His main beef is that people at 9gag are getting credit for simply copy and pasting from somewhere else. I personally don’t see a problem with that. It is not that I do not respect intellectual property, but I think the content were anonymous to start with and it’s purpose was to spread. Take jokes for instance. A lot of jokes are anonymous, in a sense that we don’t attribute an author to it, although someone must have invented it. Jokes have also evolved and migrated over time, so a blonde joke at one place will appear somewhere else as a joke about another group.
However, that analogy falls short because his argument is not against the spreading and evolving of jokes, but rather giving credits for a work that is copied somewhere else. So the argument on jokes falls short because we don’t usually credit someone for the jokes he told. We usually see it as a carrier of the jokes, but not the ‘creator’.
A better analogy would be sites like reddit. It serves to provide links to interesting articles filtered by millions of people by category. It is quite common to see people quoting reddit as their source instead of the original site. Is there are problem with that?
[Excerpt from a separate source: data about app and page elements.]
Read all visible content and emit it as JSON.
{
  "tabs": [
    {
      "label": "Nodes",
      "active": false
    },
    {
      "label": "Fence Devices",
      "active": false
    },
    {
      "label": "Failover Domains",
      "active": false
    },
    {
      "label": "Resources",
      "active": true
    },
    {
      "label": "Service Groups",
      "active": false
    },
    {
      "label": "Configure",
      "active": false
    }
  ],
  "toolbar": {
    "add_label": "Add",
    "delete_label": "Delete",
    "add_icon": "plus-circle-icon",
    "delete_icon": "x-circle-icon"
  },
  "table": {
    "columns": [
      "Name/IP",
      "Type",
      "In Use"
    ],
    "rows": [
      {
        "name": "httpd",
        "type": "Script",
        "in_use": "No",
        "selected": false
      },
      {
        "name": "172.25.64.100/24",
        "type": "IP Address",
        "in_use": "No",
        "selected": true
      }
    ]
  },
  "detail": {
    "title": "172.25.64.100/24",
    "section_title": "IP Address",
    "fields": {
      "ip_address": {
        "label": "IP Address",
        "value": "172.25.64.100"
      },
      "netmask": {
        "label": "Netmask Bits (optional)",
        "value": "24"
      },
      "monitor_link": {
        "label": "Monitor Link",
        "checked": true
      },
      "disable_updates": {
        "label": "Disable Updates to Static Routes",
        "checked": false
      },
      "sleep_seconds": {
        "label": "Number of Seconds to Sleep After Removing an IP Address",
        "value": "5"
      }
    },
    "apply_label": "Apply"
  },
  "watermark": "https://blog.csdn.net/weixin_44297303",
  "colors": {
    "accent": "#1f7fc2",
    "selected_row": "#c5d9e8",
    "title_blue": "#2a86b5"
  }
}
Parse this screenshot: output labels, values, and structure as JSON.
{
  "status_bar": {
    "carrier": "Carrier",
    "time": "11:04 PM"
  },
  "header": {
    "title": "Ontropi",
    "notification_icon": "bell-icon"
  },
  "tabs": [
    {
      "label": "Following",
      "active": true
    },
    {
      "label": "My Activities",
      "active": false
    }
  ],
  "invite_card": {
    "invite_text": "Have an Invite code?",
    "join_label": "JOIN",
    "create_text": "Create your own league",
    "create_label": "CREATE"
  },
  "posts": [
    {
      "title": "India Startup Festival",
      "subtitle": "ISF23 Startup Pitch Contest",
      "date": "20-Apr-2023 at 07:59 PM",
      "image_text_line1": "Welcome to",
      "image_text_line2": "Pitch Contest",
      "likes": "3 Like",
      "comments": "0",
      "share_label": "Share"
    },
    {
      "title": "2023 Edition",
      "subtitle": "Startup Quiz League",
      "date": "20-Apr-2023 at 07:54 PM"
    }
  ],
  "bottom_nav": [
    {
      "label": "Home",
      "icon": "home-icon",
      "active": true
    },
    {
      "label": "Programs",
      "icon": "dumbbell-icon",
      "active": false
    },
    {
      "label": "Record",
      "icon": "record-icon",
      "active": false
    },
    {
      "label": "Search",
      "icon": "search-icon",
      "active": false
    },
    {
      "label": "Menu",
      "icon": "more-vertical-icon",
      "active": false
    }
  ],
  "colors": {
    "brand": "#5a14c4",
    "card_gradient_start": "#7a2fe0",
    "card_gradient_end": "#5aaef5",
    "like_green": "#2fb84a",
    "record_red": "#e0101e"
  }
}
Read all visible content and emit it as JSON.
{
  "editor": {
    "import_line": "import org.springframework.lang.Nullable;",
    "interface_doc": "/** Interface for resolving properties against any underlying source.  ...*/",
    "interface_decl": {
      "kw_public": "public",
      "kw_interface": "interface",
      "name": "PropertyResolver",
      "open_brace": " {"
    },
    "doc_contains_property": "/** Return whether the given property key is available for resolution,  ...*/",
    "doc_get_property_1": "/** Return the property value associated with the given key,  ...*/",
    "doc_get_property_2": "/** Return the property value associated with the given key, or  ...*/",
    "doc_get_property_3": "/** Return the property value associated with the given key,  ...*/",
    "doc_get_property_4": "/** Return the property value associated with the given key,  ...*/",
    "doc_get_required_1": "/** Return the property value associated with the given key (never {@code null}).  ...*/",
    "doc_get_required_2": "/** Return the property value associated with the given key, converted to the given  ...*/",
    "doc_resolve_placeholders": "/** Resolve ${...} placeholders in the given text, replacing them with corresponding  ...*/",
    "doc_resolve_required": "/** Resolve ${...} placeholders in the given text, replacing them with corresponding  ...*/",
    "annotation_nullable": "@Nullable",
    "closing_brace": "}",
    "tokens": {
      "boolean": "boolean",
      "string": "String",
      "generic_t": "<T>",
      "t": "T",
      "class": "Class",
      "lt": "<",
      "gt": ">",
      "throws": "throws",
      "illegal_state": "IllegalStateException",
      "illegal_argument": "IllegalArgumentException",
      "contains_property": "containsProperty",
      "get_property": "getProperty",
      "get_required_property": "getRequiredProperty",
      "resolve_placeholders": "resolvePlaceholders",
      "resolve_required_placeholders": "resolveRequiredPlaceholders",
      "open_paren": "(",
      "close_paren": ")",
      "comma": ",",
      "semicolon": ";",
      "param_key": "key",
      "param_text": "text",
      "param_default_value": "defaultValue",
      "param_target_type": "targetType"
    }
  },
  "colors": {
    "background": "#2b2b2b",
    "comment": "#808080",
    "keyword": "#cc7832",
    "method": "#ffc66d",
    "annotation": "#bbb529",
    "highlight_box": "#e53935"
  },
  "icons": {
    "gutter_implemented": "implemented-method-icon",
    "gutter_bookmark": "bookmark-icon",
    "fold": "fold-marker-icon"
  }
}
I think that sites like 9gag serve as a content aggregator for internet memes. I admit that some of the contents are merely copied from somewhere else without giving credits to the original author but I also want to point out that some of the contents are, in my opinion, original work from the contributors. There are memes that are in direct response to older memes,
Secondly, given the vast amount of resources online, it is very hard to give credit where credit is due. This is because, like the case of jokes, most of the ideas are anonymous. I believe that if the original author wanted credits for his work, the people that are propagating the memes would gladly give credits. After all, there is nothing to lose by crediting the original author; they should be grateful for the author for coming up with such a good idea.
Question: Where does compilation books like “Damn you, Autocorrect”